2:17 – 3:6 3:1-4 are the most-used verses of Malachi in Christian worship. In addition to the 2nd Sunday of Advent in Year C, they are used on the Feast of the Presentation.

The people claim that God is rewarding those who do evil, but that they, who are doing good, are being neglected. “Where is the God of justice?” God denies their claim that they are doing his will, that they are “the good people.” Not only is God not absent, God is coming – and that ought to be a real concern for them! This is a vision of the coming Day of the Lord.


This is the only place in the OT where God is called “the messenger of the covenant.” (3:1)

Verse 6: The people have been alleging that the God who was faithful in the past has changed and is no longer faithful to them. God declares that he is still the same and that it is only because of his faithfulness to them that he has not destroyed them despite the fact that they have been unfaithful.


3:7-12 God calls Israel to return to him, promising that he will return to them. They seems completely oblivious to the fact that they have not been faithful to him. God charges them with robbing him. The people deny the charge, so God must continue the court case, being more specific. They have not brought the full tithe that they were required to bring. (Nehemiah 13:10-13 indicates that this was still a problem in his time.)

In verse 10, God challenges the people: “You say that I won’t take care of you. Just try me! Bring the full tithe and put me to the test. If you do, this is what I will do for you…”


3:13-15 In the final part of the court proceedings, the people, who have been professing their faithfulness, convict themselves. They say that they have tried obeying the Lord but that those who have defied God have fared better. They have now made their decision: “we count the arrogant happy”; so, they imply, we are following their example. God rests his case.


3:16 – 4:3 The Day of the Lord is coming, and on that day people will see a clear distinction between the faithful and the faithless. (cf. Third Isaiah, Is. 65:13-16) Among the faithless people of Judah, God has a righteous remnant whom he will protect and shelter. They will be rewarded and glorified on that day.


4:4-6 The priest-prophet brings the book to a close with a call to Israel to obey all the Law given to them by Moses at Horeb. It carries a note of salvific intent: “to turn the hearts of parents to their children and the hearts of children to their parents.” To accomplish this, God will send to them Elijah, who once turned Israel from idolatry (cf. Lk 1:17 – “With the spirit and power of Elijah he will go before him, to turn the hearts of parents to their children…”). (cf. also Mt 11:14 – “If you are willing to accept it, he is Elijah who is to come.”

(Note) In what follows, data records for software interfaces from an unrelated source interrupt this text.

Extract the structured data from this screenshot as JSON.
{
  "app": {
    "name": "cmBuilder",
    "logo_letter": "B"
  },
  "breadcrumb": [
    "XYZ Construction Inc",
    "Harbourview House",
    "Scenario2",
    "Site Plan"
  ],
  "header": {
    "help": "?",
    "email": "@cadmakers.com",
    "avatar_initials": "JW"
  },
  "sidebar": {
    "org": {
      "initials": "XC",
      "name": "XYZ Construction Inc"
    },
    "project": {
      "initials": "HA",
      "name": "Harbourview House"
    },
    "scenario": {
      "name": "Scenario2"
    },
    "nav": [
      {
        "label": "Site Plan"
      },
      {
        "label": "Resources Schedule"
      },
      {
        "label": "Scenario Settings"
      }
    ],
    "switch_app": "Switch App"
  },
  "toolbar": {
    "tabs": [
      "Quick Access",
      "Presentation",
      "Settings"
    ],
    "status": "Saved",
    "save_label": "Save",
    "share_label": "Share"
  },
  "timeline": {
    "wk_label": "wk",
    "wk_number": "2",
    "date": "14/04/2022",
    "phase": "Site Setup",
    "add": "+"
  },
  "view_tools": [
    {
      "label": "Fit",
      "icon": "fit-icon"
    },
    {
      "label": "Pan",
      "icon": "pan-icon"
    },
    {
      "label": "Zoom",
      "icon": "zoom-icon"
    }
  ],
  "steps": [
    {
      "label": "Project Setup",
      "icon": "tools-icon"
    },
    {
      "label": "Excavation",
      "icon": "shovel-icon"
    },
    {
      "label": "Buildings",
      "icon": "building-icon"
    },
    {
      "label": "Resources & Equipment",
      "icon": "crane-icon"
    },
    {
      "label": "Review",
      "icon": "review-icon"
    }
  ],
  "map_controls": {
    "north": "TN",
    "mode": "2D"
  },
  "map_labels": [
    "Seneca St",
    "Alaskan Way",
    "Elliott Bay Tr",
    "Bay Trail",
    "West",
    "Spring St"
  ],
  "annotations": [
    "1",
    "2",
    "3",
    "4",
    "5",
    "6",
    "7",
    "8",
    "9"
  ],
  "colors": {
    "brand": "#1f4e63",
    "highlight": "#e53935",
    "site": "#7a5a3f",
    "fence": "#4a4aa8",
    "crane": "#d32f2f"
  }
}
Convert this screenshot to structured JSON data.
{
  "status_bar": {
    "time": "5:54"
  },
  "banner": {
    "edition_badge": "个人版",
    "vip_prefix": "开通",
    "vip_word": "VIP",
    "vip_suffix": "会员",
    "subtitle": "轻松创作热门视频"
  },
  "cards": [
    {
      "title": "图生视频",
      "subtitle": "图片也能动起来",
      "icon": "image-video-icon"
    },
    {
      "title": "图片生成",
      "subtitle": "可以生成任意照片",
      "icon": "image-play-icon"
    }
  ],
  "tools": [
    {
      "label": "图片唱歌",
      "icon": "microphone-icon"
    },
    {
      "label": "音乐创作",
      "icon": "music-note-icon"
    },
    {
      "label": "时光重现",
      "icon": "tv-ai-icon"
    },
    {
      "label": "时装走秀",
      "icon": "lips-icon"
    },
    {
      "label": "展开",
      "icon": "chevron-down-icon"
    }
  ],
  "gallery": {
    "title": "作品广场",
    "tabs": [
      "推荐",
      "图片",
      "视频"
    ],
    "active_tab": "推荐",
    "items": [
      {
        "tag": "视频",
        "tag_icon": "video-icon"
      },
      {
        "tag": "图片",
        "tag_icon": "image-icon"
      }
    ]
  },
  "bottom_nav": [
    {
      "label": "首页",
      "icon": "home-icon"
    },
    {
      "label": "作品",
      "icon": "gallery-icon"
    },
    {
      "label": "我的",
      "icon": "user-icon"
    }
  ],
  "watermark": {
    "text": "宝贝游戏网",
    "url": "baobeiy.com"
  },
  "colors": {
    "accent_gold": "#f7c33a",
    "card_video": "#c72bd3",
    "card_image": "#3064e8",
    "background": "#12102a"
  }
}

Neither the Septuagint (LXX) nor the Masoretes (MT) wanted to end the Book of the Twelve, and the entire Hebrew Bible, with a curse. LXX puts verse 4 after verse 6. MT repeats verse 5 after verse 6.


Uses of Malachi in the Sunday readings of The Revised Common Lectionary

3:1-4 Year C, 2nd Sunday of Advent